Working at a garden center, a big part of my job is providing gardening advice by answering questions about plant biology and science in general. Here are some frequently asked questions:
"How often should I water?"
When your plant is dry. I don't intend that to be flippant, that's the most accurate short answer. Different plants have different requirements for watering based on anatomy, rate of photosynthesis, and environmental factors. Succulents and cactus store water in their leaves and stems and therefore require less frequent watering. Plants that receive more light require more water for two reasons: (1) more light causes more photosynthesis to take place, which uses more water and (2) more light means faster evaporation of water from the soil's surface and from the plant's leaves. Plants receive more light in the summer than the winter, so more water is needed in the summer than the winter. Temperature, humidity, and soil composition all affect a plant's need for water too and House Plant Journal offers a more detailed explanation of these factors.
As you get to know your plants, you will learn how to "speak their language." Obviously, a wilted plant is desperate for water. Thirsty foliage plants will begin to droop and succulents will wrinkle when they need a drink. For many plants (but not all), a good way to tell if it needs water is to stick your finger into the soil and feel if it is wet or dry.

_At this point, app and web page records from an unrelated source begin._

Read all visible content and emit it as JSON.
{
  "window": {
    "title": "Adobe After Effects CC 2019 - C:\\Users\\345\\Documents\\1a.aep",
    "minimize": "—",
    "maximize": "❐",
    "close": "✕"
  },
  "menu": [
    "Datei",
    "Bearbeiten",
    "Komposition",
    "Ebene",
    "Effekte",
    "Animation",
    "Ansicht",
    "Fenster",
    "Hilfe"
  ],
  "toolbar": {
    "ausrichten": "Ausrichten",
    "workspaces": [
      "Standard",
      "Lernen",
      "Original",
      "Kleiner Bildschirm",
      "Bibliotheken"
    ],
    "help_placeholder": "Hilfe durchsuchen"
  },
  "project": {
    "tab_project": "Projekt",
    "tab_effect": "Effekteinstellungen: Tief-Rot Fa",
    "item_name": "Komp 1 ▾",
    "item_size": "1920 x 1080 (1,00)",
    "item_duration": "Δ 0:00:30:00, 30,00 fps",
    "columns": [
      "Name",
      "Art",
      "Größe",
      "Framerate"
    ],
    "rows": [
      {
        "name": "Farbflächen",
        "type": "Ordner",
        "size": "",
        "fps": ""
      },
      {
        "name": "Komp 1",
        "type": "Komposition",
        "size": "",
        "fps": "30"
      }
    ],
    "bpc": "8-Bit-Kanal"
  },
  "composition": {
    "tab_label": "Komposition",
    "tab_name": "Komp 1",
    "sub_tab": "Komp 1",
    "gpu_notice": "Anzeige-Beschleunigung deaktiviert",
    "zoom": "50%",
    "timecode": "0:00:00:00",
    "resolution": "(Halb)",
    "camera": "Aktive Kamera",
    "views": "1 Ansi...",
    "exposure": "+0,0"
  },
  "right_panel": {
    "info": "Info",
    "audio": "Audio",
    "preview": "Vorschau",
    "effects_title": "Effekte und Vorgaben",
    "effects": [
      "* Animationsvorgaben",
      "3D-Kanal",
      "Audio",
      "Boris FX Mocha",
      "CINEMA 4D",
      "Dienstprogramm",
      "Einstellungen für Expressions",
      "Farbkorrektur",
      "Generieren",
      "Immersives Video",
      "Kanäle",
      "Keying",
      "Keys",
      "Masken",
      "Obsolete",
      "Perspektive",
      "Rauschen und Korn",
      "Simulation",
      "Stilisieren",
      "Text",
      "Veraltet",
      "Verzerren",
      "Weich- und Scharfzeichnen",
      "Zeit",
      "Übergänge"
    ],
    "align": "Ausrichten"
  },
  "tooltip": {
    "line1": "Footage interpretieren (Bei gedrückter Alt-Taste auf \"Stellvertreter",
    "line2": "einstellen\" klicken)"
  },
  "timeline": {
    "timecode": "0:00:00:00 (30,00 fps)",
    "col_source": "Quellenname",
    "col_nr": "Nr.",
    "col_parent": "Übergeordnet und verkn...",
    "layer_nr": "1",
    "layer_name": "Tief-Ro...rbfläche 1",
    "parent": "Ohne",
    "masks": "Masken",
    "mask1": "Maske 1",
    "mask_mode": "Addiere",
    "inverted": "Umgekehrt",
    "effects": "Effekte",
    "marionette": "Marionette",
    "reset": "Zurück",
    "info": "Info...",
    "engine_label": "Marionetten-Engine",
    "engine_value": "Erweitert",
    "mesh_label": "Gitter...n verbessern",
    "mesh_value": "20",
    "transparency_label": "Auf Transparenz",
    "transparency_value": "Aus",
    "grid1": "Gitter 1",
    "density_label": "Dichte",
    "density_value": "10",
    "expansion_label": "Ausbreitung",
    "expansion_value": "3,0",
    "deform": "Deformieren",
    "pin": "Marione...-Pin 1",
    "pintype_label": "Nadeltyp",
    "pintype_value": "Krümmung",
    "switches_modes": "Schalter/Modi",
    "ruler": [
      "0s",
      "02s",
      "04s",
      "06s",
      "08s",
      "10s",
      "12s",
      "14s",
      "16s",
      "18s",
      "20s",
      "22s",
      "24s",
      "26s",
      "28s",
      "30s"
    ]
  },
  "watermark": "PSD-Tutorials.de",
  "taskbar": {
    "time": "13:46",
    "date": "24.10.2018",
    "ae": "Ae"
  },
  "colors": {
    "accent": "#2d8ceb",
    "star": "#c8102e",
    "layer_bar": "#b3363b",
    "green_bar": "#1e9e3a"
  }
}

Above all, it is best to do your research about the specific watering needs of specific plants.
"Which houseplants improve indoor air quality?"
All of them. No wait, none of them. Yes, I mean, none of them.
All plants engage in photosynthesis, which captures carbon dioxide and produces oxygen. Since we humans breathe in oxygen and expel carbon dioxide, it's the Earth's biomass of plants that make our lives even possible! So if you interpret "improving indoor air quality" in this way, the answer to the "which houseplants..." question is all of them. But if you are seeking specific plants to remove specific volatile organic compounds (VOCs) from indoor air, I have more questions than answers.
A big piece of the NASA Clean Air Study copypasta that is often overlooked is the recommendation for at least 1 plant for every 100 square feet. How big should those plants be? Are we measuring plant size by weight or by volume? Do you include the basement and closets in your square footage calculations? I have no idea. But I don't think that a windowsill with a pot of echeveria is going to cut it. I mean, I definitely don't have the space (or budget) for an indoor forest of 10-15 fiddle leaf figs in my rowhouse. And whenever my house gets a little stuffy, I open a window.
I firmly believe that the better solution to indoor air quality is to address the root cause of the problem: the building materials and furnishings used in homes, workplaces, and schools that emit VOCs. If you have the available finances, you may be able to renovate your home to remove harmful materials. Not everyone can do that, which is why the EPA considers indoor air quality to be an issue of environmental justice.
NOTE: this response has been revised to clarify my point of view in response to reader feedback (thank you!).
"Which plants repel mosquitoes?"
None of them. Think about it, if an effective mosquito-repelling plant actually existed, then no one in DC would grow anything else! Some culinary herbs contain essential oils that can repel mosquitoes, but you have to extract those oils and slather them on your skin in order for them to be effective. You know, like bug spray. And since essential oils are volatile, you have to reapply them after they wear off. You know, like bug spray. Here, have some bug spray.
"Which plants are good for sleep?"
There is no scientific evidence to suggest that plants have any effect on sleep. If you are having trouble sleeping, please talk to your doctor about ways to improve your sleep hygiene or see a sleep specialist. I underwent a sleep study several years ago, was diagnosed and treated for a sleep disorder, and I now enjoy better overall health.
"Which plants can I not kill?"
This question is typically asked in a joking manner by someone who is new to gardening or who has not developed their green thumb yet. So then I have a split second to decide if my auto-reply of "faux plants" would be met with further laughter.
Truth is, there's a learning curve for plant care. Even experienced gardeners kill plants. All the time. Myself included.
You will be most successful with gardening by selecting a plant that prefers the environmental conditions of your chosen site. Consider the following for the site where you would like to grow plants (indoors or out): light, water, and climate as well as your commitment level for care. Having these conditions in mind when you go shopping will make it easier for your friendly garden center clerk to match you with the right plants.
"Which plants can I grow in my bathroom?"
If you have a sunny window or sky light, then try an epiphyte such as an orchid, air plant, or staghorn fern, as these plants will appreciate the higher humidity. If you don't have a source of sunlight in the bathroom, you don't wish to have a grow-light on all day, and the room is usually pitch black because you keep the bathroom door closed, then I would suggest that you reconsider keeping a living plant there.
"Which plants are cat/dog safe?"
Being a responsible pet parent means not allowing your fur babies to eat your plants. The ASPCA's list of toxic plants is enormous...of course it is, their mission is to protect animals, not plants. Most plants are not acutely toxic, but anything that is not part of a normal healthy diet may cause vomiting or diarrhea if consumed. Talk to your veterinarian about specific concerns.